We often think of maintaining our health as a personal matter, discussed only with our doctor and close friends and family. The COVID-19 pandemic though has exposed how interconnected we are to the health of our fellow Missourians. More than ever, being healthy means keeping our communities and loved ones safe, and our economy running.
Right now — amidst a global pandemic — many of our family, friends, and neighbors don’t have access to the health care they need to stay healthy, go to work, and support their families. This is a crisis that affects all of us.
Through my practice at Jordan Valley Community Health Center in Springfield, I see firsthand the consequences when our neighbors do not have health insurance. I have patients whose preventable health conditions have become emergency situations that are so severe they can no longer work and no longer care for themselves or their families. I see my patients’ parents having to choose between filling prescriptions or paying next month’s rent. This leads to worsening mental health as well. These problems have only gotten worse as this pandemic has caused people to lose jobs and often the health insurance that comes with them.

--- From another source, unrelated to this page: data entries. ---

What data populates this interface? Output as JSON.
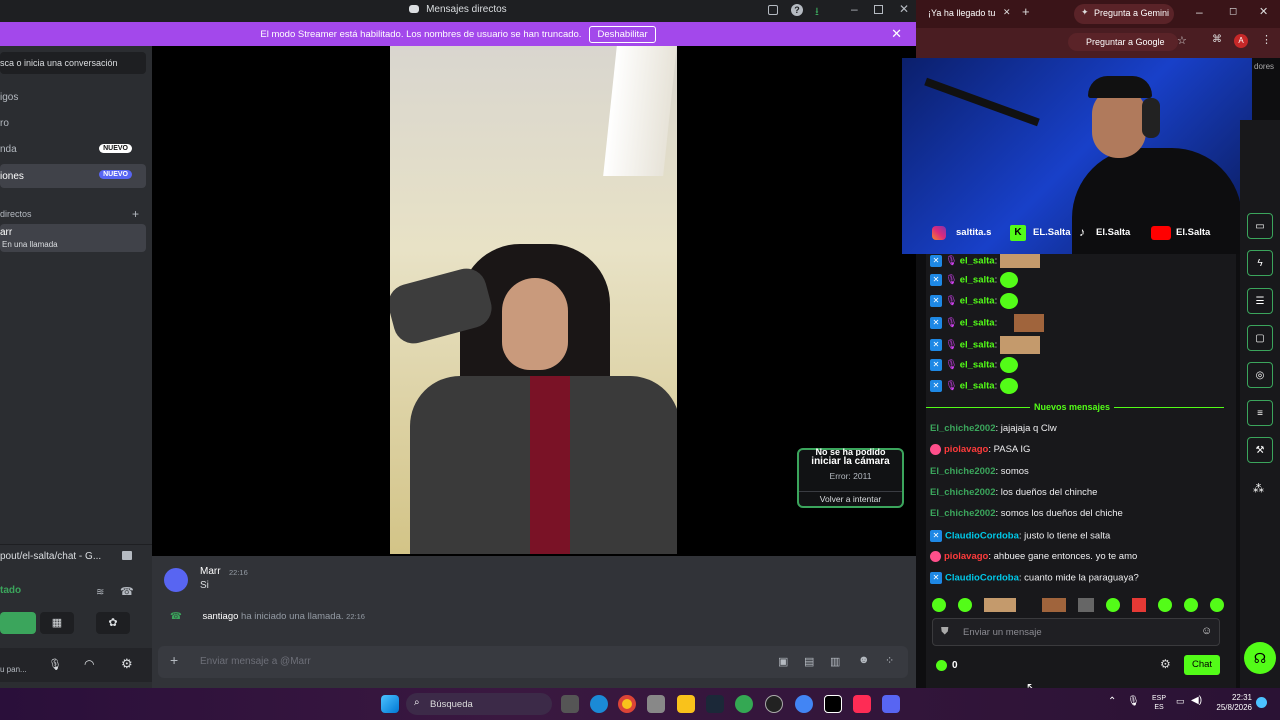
{
  "discord": {
    "title": "Mensajes directos",
    "streamer_text": "El modo Streamer está habilitado. Los nombres de usuario se han truncado.",
    "streamer_button": "Deshabilitar",
    "search_placeholder": "sca o inicia una conversación",
    "nav": [
      {
        "label": "igos"
      },
      {
        "label": "ro"
      },
      {
        "label": "nda",
        "badge": "NUEVO"
      },
      {
        "label": "iones",
        "badge": "NUEVO"
      }
    ],
    "dm_header": "directos",
    "dm_user": "arr",
    "dm_status": "En una llamada",
    "camera_error_title": "iniciar la cámara",
    "camera_error_title_top": "No se ha podido",
    "camera_error_code": "Error: 2011",
    "camera_retry": "Volver a intentar",
    "activity_link": "pout/el-salta/chat - G...",
    "voice_status": "tado",
    "user_panel": "u pan...",
    "messages": [
      {
        "author": "Marr",
        "time": "22:16",
        "text": "Si"
      },
      {
        "author": "santiago",
        "text": "ha iniciado una llamada.",
        "time": "22:16"
      }
    ],
    "input_placeholder": "Enviar mensaje a @Marr"
  },
  "browser": {
    "tab_title": "¡Ya ha llegado tu",
    "gemini_tab": "Pregunta a Gemini",
    "google_btn": "Preguntar a Google",
    "bookmark_text": "dores"
  },
  "overlay": {
    "socials": [
      {
        "handle": "saltita.s"
      },
      {
        "handle": "EL.Salta"
      },
      {
        "handle": "El.Salta"
      },
      {
        "handle": "El.Salta"
      }
    ]
  },
  "twitch_chat": {
    "top_messages": [
      {
        "user": "el_salta"
      },
      {
        "user": "el_salta"
      },
      {
        "user": "el_salta"
      },
      {
        "user": "el_salta"
      },
      {
        "user": "el_salta"
      },
      {
        "user": "el_salta"
      },
      {
        "user": "el_salta"
      }
    ],
    "divider": "Nuevos mensajes",
    "messages": [
      {
        "user": "El_chiche2002",
        "text": "jajajaja q Clw",
        "color": "#3ba55c"
      },
      {
        "user": "piolavago",
        "text": "PASA IG",
        "color": "#ff3b3b"
      },
      {
        "user": "El_chiche2002",
        "text": "somos",
        "color": "#3ba55c"
      },
      {
        "user": "El_chiche2002",
        "text": "los dueños del chinche",
        "color": "#3ba55c"
      },
      {
        "user": "El_chiche2002",
        "text": "somos los dueños del chiche",
        "color": "#3ba55c"
      },
      {
        "user": "ClaudioCordoba",
        "text": "justo lo tiene el salta",
        "color": "#00c8e8"
      },
      {
        "user": "piolavago",
        "text": "ahbuee gane entonces. yo te amo",
        "color": "#ff3b3b"
      },
      {
        "user": "ClaudioCordoba",
        "text": "cuanto mide la paraguaya?",
        "color": "#00c8e8"
      }
    ],
    "input_placeholder": "Enviar un mensaje",
    "points": "0",
    "chat_button": "Chat"
  },
  "taskbar": {
    "search": "Búsqueda",
    "lang_top": "ESP",
    "lang_bottom": "ES",
    "time": "22:31",
    "date": "25/8/2026"
  }
}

Currently, parents in a family of four must earn $5,550 or less per year to qualify for health insurance through Missouri’s Medicaid program, MO HealthNet. Among the lowest in the nation, this threshold leaves many working Missourians without a realistic way to get health insurance. They make too much to qualify for Medicaid but not enough to buy private health insurance on their own and aren’t offered insurance through their jobs.
On Aug. 4, Missourians will have the opportunity to vote on whether or not to expand Medicaid. By expanding MO HealthNet, an individual who makes up to $18,000 per year would be eligible. More than 230,000 Missourians would gain health insurance under this proposal, including many who are in hourly jobs like restaurant servers, retail clerks, and construction workers — those who have been hit the hardest by the economic fallout of COVID-19.
The benefits of Medicaid expansion extend far past those gaining access to health care. It’s estimated that expansion would create 16,000 new jobs on average per year and save our state $39 million in the first year alone. The federal government would cover 90 percent of the costs each year to expand Missouri’s Medicaid program. This commitment is written into law and guarantees this funding will be available. These are funds that Missourians have already paid into through federal taxes, and we deserve for these funds to be returned home.
These dollars would also help keep rural hospitals and clinics open. Seven rural hospitals have closed recently across the state. In Springfield, the Ozarks Community Hospital was forced to shut its doors a few years ago, eliminating a critical access point for care in our community.
As difficult as these last few months have been, this pandemic has also shown the strength and resilience of our community. We are all stronger when our family, friends, and neighbors have what they need to stay healthy. For everyone in our state, expanding Medicaid just makes sense.
Dr. Kayce Morton practices in Springfield at Jordan Valley Community Health Center.